What he lacked in oratory, he made up for in action. After John Adams' requested a draft of the Declaration of Independence, Jefferson went to work and produced it in just a few days. As he toiled over the document, he started to notice that his chair was less than comfortable, although he didn't let this impede his progress. Once he was finished, he decided to develop some inventions that would make his work easier, as per Workplace Insight.

The Invention of the Swivel Chair and Writing Box

Thomas Jefferson took his Windsor chair of poplar and mahogany and modified it by adding an iron spindle between the top and bottom half and introducing rollers that he took from a window sash pulley (via Workplace Insight). Together, these additions allowed Jefferson's chair to rotate, much like the modern incarnation so common in office spaces.

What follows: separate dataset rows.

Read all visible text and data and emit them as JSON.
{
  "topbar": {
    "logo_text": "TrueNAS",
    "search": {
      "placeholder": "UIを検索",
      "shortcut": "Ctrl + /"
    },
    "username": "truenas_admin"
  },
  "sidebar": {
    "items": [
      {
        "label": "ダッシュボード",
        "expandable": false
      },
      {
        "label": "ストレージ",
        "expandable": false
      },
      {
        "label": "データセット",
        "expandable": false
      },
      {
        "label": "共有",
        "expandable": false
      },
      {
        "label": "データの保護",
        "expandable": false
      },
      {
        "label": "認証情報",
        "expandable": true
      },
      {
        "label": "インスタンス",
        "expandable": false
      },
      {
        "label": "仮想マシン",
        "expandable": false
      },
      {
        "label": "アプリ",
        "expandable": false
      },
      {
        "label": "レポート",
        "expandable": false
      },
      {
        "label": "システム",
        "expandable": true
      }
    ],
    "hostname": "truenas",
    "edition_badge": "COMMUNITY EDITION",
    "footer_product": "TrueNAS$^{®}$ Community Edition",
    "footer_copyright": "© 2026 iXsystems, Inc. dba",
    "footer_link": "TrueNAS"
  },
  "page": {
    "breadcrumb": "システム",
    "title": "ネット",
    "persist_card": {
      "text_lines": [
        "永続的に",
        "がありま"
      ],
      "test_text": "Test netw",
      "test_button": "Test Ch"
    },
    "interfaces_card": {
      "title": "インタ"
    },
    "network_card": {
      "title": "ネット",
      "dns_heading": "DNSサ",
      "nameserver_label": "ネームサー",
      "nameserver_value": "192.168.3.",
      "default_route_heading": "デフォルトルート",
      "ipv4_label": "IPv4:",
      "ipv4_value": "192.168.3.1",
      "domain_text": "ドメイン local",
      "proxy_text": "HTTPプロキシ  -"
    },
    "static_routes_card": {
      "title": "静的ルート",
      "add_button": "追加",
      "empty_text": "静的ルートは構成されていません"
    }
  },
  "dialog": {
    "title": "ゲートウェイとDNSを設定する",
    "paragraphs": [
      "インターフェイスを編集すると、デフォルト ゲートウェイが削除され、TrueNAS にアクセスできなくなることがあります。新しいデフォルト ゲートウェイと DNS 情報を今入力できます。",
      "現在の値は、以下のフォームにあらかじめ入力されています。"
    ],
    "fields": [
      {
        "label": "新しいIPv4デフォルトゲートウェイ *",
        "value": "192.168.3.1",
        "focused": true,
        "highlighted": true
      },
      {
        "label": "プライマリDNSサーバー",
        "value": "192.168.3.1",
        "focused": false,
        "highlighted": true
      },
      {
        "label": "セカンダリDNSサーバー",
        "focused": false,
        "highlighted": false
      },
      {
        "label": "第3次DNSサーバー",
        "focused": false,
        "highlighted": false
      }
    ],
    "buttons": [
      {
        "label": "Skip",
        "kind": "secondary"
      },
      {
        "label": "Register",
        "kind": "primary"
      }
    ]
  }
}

He innovated another object that some consider reminiscent of a laptop – the writing box, or portable lap desk. The writing box was designed by Jefferson and was used when he drafted the Declaration of Independence. Although the design was Jefferson's, he had it built by a cabinet maker in Philadelphia. Roughly the size of an average laptop, the box contains a small drawer for paper, pens, and an inkwell, making the invention as compact as a modern writing tablet, as per Smithsonian.

Where Thomas Jefferson's Inventions Ended Up

Thomas Jefferson's swivel chair was passed down to his eldest daughter, Martha Jefferson Randolph, and then it was gifted to the American Philosophical Society in 1838, thus returning it to its first home in Philadelphia. The chair was later altered by Monticello's joinery, where woodworkers added a new base with bamboo-turned legs and executed significant restorations (via Monticello). 

Now housed at the Smithsonian Museum of American History, the writing box was given as a wedding gift to his granddaughter Ellen Randolph's Bostonian husband, Joseph Coolidge, in 1825. Jefferson wrote in a letter to the newlyweds (via Smithsonian), "It claims no merit of particular beauty ... It is plain, neat, convenient, and taking no more room on the writing table than a moderate 4to. volume." Jefferson presciently told the couple that its value would increase with the passage of time, which its acquisition by the museum in 1921 proved. With these notable inventions, the forward-thinking founding father shared, and perhaps even predicted, our modern desire for comfort and reliability.